The most prestigious golf tournament in the world has started and even though it’s as important as ever, it’s not nearly as interesting as it could have been. Tiger Woods won’t play at the Master this year because of a sore back and it’s a simple and sad fact that golf without Tiger isn’t nearly as much fun as it is with him, and it doesn’t matter whether you like him or not.
Woods doesn’t necessarily have to win, but any tournament will be a success if he’s at least in contention on Sunday, and it will be a rip-roaring success if he’s near the top of the leaderboard during Sunday’s final nine holes. Television ratings spike dramatically when that happens and that, of course, makes everybody involved with the PGA Tour very, very happy.
Woods’s real appeal is that even non-golfers are interested in how he does, especially in a major tournament like the Masters. And the key to real success in any professional sport is to draw in the people who don’t necessarily play it or ever like it that much. That’s why the NFL is so popular and the WNBA is not – more women watch football than women’s basketball.
Every show needs a star and when it comes to golf, Woods is perhaps the biggest top box office draw of all time. Other golfers, like Phil Mickelson, have their share of fans, but almost all of them are golfers or, in Mickelson’s case, left-handers. Arnold Palmer had the same effect a half-century ago and a large part of Arnie’s Army never picked up a golf club in their lives.
All professional sports market star power – when the Miami Heat play the Los Angeles Lakers the pregame hype is all about LeBron and Kobe and when the New England Patriots play the Denver Broncos it’s all about Brady vs. Manning.
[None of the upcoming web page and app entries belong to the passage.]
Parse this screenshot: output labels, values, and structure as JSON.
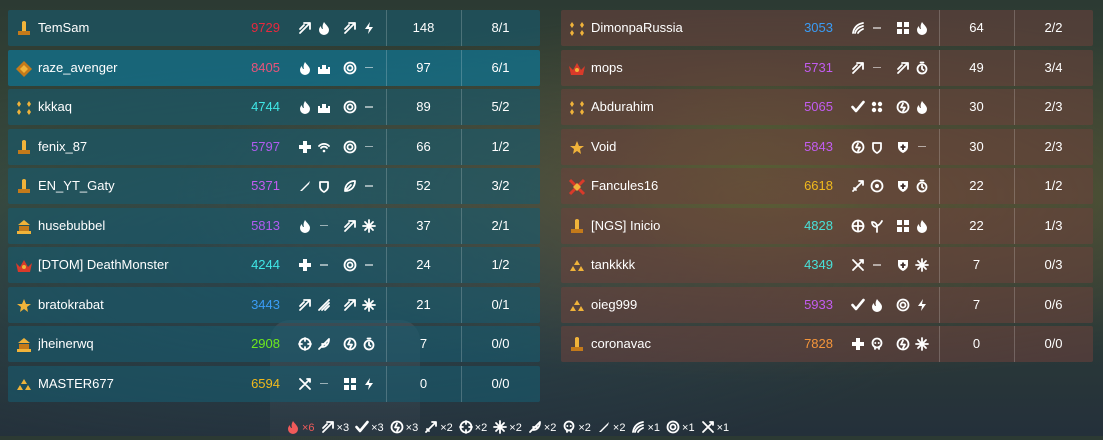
{
  "colors": {
    "red": "#e8283d",
    "pink": "#e8547a",
    "cyan": "#3fe6e6",
    "purple": "#b05cf0",
    "violet": "#c25cf0",
    "blue": "#3a9cf5",
    "green": "#6ee81d",
    "gold": "#f0b91c",
    "orange": "#f5953a",
    "teal": "#48e0d8"
  },
  "team_left": [
    {
      "name": "TemSam",
      "rating": "9729",
      "rating_color": "red",
      "rank_icon": "rank-pillar-icon",
      "perks_a": [
        "arrow-icon",
        "flame-icon"
      ],
      "perks_b": [
        "arrow-icon",
        "bolt-icon"
      ],
      "stat": "148",
      "kd": "8/1",
      "highlight": false
    },
    {
      "name": "raze_avenger",
      "rating": "8405",
      "rating_color": "pink",
      "rank_icon": "rank-diamond-icon",
      "perks_a": [
        "flame-icon",
        "castle-icon"
      ],
      "perks_b": [
        "target-icon",
        "dash"
      ],
      "stat": "97",
      "kd": "6/1",
      "highlight": true
    },
    {
      "name": "kkkaq",
      "rating": "4744",
      "rating_color": "cyan",
      "rank_icon": "rank-gems-icon",
      "perks_a": [
        "flame-icon",
        "castle-icon"
      ],
      "perks_b": [
        "target-icon",
        "dash"
      ],
      "stat": "89",
      "kd": "5/2",
      "highlight": false
    },
    {
      "name": "fenix_87",
      "rating": "5797",
      "rating_color": "purple",
      "rank_icon": "rank-pillar-icon",
      "perks_a": [
        "plus-icon",
        "signal-icon"
      ],
      "perks_b": [
        "target-icon",
        "dash"
      ],
      "stat": "66",
      "kd": "1/2",
      "highlight": false
    },
    {
      "name": "EN_YT_Gaty",
      "rating": "5371",
      "rating_color": "violet",
      "rank_icon": "rank-pillar-icon",
      "perks_a": [
        "blade-icon",
        "shield-wing-icon"
      ],
      "perks_b": [
        "leaf-icon",
        "dash"
      ],
      "stat": "52",
      "kd": "3/2",
      "highlight": false
    },
    {
      "name": "husebubbel",
      "rating": "5813",
      "rating_color": "purple",
      "rank_icon": "rank-temple-icon",
      "perks_a": [
        "flame-icon",
        "dash"
      ],
      "perks_b": [
        "arrow-icon",
        "snowflake-icon"
      ],
      "stat": "37",
      "kd": "2/1",
      "highlight": false
    },
    {
      "name": "[DTOM] DeathMonster",
      "rating": "4244",
      "rating_color": "cyan",
      "rank_icon": "rank-crown-icon",
      "perks_a": [
        "plus-icon",
        "dash"
      ],
      "perks_b": [
        "target-icon",
        "dash"
      ],
      "stat": "24",
      "kd": "1/2",
      "highlight": false
    },
    {
      "name": "bratokrabat",
      "rating": "3443",
      "rating_color": "blue",
      "rank_icon": "rank-star-icon",
      "perks_a": [
        "arrow-icon",
        "streak-icon"
      ],
      "perks_b": [
        "arrow-icon",
        "snowflake-icon"
      ],
      "stat": "21",
      "kd": "0/1",
      "highlight": false
    },
    {
      "name": "jheinerwq",
      "rating": "2908",
      "rating_color": "green",
      "rank_icon": "rank-temple-icon",
      "perks_a": [
        "crosshair-icon",
        "feather-icon"
      ],
      "perks_b": [
        "power-icon",
        "timer-icon"
      ],
      "stat": "7",
      "kd": "0/0",
      "highlight": false
    },
    {
      "name": "MASTER677",
      "rating": "6594",
      "rating_color": "gold",
      "rank_icon": "rank-triad-icon",
      "perks_a": [
        "wrench-icon",
        "dash"
      ],
      "perks_b": [
        "grid-icon",
        "bolt-icon"
      ],
      "stat": "0",
      "kd": "0/0",
      "highlight": false
    }
  ],
  "team_right": [
    {
      "name": "DimonpaRussia",
      "rating": "3053",
      "rating_color": "blue",
      "rank_icon": "rank-gems-icon",
      "perks_a": [
        "wing-icon",
        "dash"
      ],
      "perks_b": [
        "grid-icon",
        "flame-icon"
      ],
      "stat": "64",
      "kd": "2/2"
    },
    {
      "name": "mops",
      "rating": "5731",
      "rating_color": "violet",
      "rank_icon": "rank-crown-icon",
      "perks_a": [
        "arrow-icon",
        "dash"
      ],
      "perks_b": [
        "arrow-icon",
        "timer-icon"
      ],
      "stat": "49",
      "kd": "3/4"
    },
    {
      "name": "Abdurahim",
      "rating": "5065",
      "rating_color": "violet",
      "rank_icon": "rank-gems-icon",
      "perks_a": [
        "check-icon",
        "dots-icon"
      ],
      "perks_b": [
        "power-icon",
        "flame-icon"
      ],
      "stat": "30",
      "kd": "2/3"
    },
    {
      "name": "Void",
      "rating": "5843",
      "rating_color": "violet",
      "rank_icon": "rank-star-icon",
      "perks_a": [
        "power-icon",
        "shield-wing-icon"
      ],
      "perks_b": [
        "shield-plus-icon",
        "dash"
      ],
      "stat": "30",
      "kd": "2/3"
    },
    {
      "name": "Fancules16",
      "rating": "6618",
      "rating_color": "gold",
      "rank_icon": "rank-cross-icon",
      "perks_a": [
        "sword-icon",
        "gear-icon"
      ],
      "perks_b": [
        "shield-plus-icon",
        "timer-icon"
      ],
      "stat": "22",
      "kd": "1/2"
    },
    {
      "name": "[NGS] Inicio",
      "rating": "4828",
      "rating_color": "teal",
      "rank_icon": "rank-pillar-icon",
      "perks_a": [
        "wheel-icon",
        "sprout-icon"
      ],
      "perks_b": [
        "grid-icon",
        "flame-icon"
      ],
      "stat": "22",
      "kd": "1/3"
    },
    {
      "name": "tankkkk",
      "rating": "4349",
      "rating_color": "teal",
      "rank_icon": "rank-triad-icon",
      "perks_a": [
        "wrench-icon",
        "dash"
      ],
      "perks_b": [
        "shield-plus-icon",
        "snowflake-icon"
      ],
      "stat": "7",
      "kd": "0/3"
    },
    {
      "name": "oieg999",
      "rating": "5933",
      "rating_color": "violet",
      "rank_icon": "rank-triad-icon",
      "perks_a": [
        "check-icon",
        "flame-icon"
      ],
      "perks_b": [
        "target-icon",
        "bolt-icon"
      ],
      "stat": "7",
      "kd": "0/6"
    },
    {
      "name": "coronavac",
      "rating": "7828",
      "rating_color": "orange",
      "rank_icon": "rank-pillar-icon",
      "perks_a": [
        "plus-icon",
        "skull-icon"
      ],
      "perks_b": [
        "power-icon",
        "snowflake-icon"
      ],
      "stat": "0",
      "kd": "0/0"
    }
  ],
  "footer": [
    {
      "icon": "flame-icon",
      "count": "×6",
      "color": "#f05a5a"
    },
    {
      "icon": "arrow-icon",
      "count": "×3",
      "color": "#ffffff"
    },
    {
      "icon": "check-icon",
      "count": "×3",
      "color": "#ffffff"
    },
    {
      "icon": "power-icon",
      "count": "×3",
      "color": "#ffffff"
    },
    {
      "icon": "sword-icon",
      "count": "×2",
      "color": "#ffffff"
    },
    {
      "icon": "crosshair-icon",
      "count": "×2",
      "color": "#ffffff"
    },
    {
      "icon": "snowflake-icon",
      "count": "×2",
      "color": "#ffffff"
    },
    {
      "icon": "feather-icon",
      "count": "×2",
      "color": "#ffffff"
    },
    {
      "icon": "skull-icon",
      "count": "×2",
      "color": "#ffffff"
    },
    {
      "icon": "blade-icon",
      "count": "×2",
      "color": "#ffffff"
    },
    {
      "icon": "wing-icon",
      "count": "×1",
      "color": "#ffffff"
    },
    {
      "icon": "target-icon",
      "count": "×1",
      "color": "#ffffff"
    },
    {
      "icon": "wrench-icon",
      "count": "×1",
      "color": "#ffffff"
    }
  ]
}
And that star power is much more important in individual sports like golf and tennis, where fans don’t have inbred team loyalties to draw them in.
That’s the biggest problem with professional tennis, at least in this country (and we are, after all, the only country that matters). There aren’t any American superstars who aren’t named Williams and tennis’ popularity is at an all-time low here. The last time American men won a Grand Slam event was all the way back in 2003, when Andre Agassi won the Australian Open and Andy Roddick won the U.S. Open. The highest ranked U.S. player today is John Isner at No. 9, and we’d be willing to bet you’d have to stop a lot of people on the street before you found one who knows who John Isner is.
It’s the same story in golf, with a big difference. In tennis, you can pretty much predict who will win or at least make it to the finals of an event – it’s going to be Roger Federer, Rafael Nadal or Novak Djokovic and fans know they’re going to get at least one of them and probably two of them in a Grand Slam final. But in golf, there’s a different winner every week and nobody can dominate like the Big 3 of tennis can – unless that person is Tiger Woods.
But Woods hasn’t dominated golf for a while now, even though he’s still the best in the world when healthy. That has become a major factor, however, as Woods’ body keeps breaking down. Every time he has an injury it takes that much more time for him to get his game back into top form, and just when he appears ready to take over the PGA Tour again, he gets hurt again.
That’s why everybody was crushed when Woods announced he’d have to miss the Masters this year. Fans were disappointed and television and advertising executives were devastated. And that’s why golf needs a new superstar, somebody who not only wins tournaments, but also wins over the gallery. Golf needs somebody that even the non-golfers care about. Even if Woods returns and plays like he used to, he’s no longer a kid and it doesn’t appear there is anybody in the wings with his universal appeal. And golf won’t attract that cross-over crowd again until a new star emerges.
Contact Kevin Noonan at email@example.com.